The bridge's 364-foot (111-m) steel towers were built on top of cross-shaped, steel-slab tower shoes bolted to the foundation piers. The 22-ton (20-t) tower sections, which had been fabricated at the Dominion Bridge plant nearby in Burnaby, were moved into position using a contraption called the creeper traveller. This was a stiff-leg derrick with a 30-foot (9-m) mast and a 50-foot (15-m) boom, capable of travelling up and down. It moved upward as the tower rose. Erection of the south tower began first. As it neared completion, workers placed the Union Jack -- still the official flag of Canada at the time- on top as a celebratory symbol. Zoom in to see it in this picture. The south tower was finished on March 10, 1938, and the creeper was dismantled and transferred to the north side.

  • What

    "Flying the Union Jack, a steelworker's tradition when the top is reached. The south tower nears completion," wrote photographer David Loughnan as a caption for this picture.

  • Where

    This snapshot of the south tower would have been taken near the northern end of the new causeway through Stanley Park.

  • When

    This photograph was taken on March 9, 1938, almost a year after construction began.

  • Who

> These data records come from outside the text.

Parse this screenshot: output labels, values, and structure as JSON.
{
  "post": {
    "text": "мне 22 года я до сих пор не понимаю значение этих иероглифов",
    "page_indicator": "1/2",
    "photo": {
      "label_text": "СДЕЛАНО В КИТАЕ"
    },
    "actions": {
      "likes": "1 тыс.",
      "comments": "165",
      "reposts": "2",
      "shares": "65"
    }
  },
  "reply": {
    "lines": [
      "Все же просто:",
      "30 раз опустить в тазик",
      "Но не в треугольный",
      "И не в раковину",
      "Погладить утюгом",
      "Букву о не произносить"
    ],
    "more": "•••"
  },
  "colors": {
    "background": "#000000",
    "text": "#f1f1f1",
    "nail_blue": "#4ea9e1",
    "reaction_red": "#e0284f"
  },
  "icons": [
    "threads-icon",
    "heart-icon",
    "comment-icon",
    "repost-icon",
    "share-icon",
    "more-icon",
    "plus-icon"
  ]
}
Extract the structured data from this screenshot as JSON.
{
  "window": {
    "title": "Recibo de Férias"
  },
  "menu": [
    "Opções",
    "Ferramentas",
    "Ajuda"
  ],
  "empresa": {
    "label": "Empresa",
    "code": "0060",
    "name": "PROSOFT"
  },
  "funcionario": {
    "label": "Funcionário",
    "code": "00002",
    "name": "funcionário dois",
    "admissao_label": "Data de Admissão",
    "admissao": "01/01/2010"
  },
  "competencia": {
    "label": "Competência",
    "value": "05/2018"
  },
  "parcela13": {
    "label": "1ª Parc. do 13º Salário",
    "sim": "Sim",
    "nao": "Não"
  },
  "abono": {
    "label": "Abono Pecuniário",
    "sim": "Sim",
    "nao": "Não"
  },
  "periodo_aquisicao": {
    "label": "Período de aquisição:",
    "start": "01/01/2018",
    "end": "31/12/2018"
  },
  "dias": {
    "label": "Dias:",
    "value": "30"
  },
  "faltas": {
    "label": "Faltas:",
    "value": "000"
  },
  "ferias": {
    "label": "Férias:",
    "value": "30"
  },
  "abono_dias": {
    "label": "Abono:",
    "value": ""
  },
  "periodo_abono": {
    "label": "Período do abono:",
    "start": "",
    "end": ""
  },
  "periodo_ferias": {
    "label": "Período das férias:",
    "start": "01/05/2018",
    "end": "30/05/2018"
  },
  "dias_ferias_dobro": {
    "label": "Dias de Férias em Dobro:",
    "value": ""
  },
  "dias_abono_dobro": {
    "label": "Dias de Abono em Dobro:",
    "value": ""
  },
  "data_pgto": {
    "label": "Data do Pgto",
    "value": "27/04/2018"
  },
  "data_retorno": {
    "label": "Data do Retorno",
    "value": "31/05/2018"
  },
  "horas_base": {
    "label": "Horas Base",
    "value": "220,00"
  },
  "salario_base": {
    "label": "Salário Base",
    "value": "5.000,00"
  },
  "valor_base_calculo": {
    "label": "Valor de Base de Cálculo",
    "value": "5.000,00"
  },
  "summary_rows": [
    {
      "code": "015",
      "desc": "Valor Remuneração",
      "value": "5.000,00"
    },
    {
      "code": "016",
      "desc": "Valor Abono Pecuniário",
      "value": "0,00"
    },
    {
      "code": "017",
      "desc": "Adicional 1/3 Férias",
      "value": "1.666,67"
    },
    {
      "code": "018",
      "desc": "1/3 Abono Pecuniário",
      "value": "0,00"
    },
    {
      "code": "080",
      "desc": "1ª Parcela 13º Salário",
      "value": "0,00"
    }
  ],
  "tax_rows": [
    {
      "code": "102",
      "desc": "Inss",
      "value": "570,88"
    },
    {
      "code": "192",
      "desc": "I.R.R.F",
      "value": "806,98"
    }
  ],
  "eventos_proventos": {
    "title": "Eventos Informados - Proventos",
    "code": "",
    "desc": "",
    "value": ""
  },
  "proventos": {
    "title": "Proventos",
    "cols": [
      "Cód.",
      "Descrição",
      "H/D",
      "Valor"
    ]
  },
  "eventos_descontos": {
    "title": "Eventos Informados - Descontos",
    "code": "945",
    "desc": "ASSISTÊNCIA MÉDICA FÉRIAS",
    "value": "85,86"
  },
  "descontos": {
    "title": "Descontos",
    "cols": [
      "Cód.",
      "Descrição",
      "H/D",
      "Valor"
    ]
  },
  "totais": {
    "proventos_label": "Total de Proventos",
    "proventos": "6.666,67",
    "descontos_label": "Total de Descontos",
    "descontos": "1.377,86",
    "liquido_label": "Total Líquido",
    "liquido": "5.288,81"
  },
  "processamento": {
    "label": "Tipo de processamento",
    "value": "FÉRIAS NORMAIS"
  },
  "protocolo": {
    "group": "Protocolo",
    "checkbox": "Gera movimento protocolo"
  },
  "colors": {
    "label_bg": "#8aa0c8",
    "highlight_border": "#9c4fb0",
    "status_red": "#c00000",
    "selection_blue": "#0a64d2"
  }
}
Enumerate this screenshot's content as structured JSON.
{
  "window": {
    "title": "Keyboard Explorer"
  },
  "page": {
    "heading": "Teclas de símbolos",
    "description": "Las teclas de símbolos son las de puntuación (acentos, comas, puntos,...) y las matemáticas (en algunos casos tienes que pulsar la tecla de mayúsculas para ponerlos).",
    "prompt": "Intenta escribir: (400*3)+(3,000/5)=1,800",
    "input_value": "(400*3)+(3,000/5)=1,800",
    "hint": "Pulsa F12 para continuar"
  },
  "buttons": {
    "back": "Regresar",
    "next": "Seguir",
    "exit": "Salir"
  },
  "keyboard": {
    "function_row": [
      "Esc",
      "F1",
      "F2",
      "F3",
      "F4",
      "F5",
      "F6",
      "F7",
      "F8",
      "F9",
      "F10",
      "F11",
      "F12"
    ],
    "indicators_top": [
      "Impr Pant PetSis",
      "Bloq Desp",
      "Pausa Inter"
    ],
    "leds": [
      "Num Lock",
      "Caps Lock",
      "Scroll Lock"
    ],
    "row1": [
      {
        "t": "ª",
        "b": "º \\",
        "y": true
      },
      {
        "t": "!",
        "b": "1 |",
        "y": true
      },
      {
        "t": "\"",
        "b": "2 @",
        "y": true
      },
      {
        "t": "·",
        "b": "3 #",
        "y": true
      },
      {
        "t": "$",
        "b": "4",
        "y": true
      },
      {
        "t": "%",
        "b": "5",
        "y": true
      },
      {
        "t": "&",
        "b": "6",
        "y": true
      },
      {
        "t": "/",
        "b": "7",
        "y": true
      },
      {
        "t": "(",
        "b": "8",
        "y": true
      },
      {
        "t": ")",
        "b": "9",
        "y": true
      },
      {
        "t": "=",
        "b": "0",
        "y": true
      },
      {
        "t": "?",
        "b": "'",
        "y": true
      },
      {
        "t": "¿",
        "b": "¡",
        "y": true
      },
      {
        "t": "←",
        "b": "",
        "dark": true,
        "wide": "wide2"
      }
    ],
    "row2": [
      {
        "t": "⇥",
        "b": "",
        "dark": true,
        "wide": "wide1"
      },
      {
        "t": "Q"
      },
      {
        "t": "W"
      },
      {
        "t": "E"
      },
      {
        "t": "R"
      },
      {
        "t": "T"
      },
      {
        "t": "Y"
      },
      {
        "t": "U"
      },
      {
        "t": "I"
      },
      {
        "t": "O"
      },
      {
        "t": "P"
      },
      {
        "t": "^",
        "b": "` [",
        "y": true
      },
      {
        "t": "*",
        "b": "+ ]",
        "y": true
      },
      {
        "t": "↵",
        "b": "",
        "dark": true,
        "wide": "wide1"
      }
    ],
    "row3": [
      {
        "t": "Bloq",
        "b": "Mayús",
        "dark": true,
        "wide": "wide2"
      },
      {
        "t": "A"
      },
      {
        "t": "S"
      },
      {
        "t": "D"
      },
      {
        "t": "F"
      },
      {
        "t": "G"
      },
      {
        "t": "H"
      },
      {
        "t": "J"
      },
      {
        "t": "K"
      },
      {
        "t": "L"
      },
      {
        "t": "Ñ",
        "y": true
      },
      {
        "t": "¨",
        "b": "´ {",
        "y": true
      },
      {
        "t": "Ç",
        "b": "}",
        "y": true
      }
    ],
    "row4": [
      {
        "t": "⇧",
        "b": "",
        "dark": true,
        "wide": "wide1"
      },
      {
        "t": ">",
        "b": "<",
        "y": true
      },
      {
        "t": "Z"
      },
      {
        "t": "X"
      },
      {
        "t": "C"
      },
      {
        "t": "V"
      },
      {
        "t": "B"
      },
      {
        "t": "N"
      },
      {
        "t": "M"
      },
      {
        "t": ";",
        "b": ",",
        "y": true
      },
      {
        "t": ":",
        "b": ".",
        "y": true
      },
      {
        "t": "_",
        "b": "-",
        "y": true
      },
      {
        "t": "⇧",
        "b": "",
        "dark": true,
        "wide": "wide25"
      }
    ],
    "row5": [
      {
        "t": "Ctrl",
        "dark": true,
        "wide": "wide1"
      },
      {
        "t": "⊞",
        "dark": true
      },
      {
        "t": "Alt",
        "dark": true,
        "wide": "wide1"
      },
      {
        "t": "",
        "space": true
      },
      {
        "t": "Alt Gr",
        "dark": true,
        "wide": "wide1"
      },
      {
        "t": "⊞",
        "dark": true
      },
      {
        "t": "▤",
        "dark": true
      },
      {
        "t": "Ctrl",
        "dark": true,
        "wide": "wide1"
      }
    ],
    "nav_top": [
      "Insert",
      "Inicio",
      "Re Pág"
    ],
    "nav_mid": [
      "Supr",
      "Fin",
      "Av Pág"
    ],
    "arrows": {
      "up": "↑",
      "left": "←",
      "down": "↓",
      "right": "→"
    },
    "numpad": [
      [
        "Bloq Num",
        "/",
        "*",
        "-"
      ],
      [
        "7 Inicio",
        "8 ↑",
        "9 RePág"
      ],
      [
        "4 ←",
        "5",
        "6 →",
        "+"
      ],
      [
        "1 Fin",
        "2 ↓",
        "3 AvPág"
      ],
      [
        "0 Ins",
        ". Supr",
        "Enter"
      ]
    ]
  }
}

    The federal government formally replaced the Union Jack as Canada's official flag with the Red Ensign in 1945. The current maple leaf flag took over in 1965.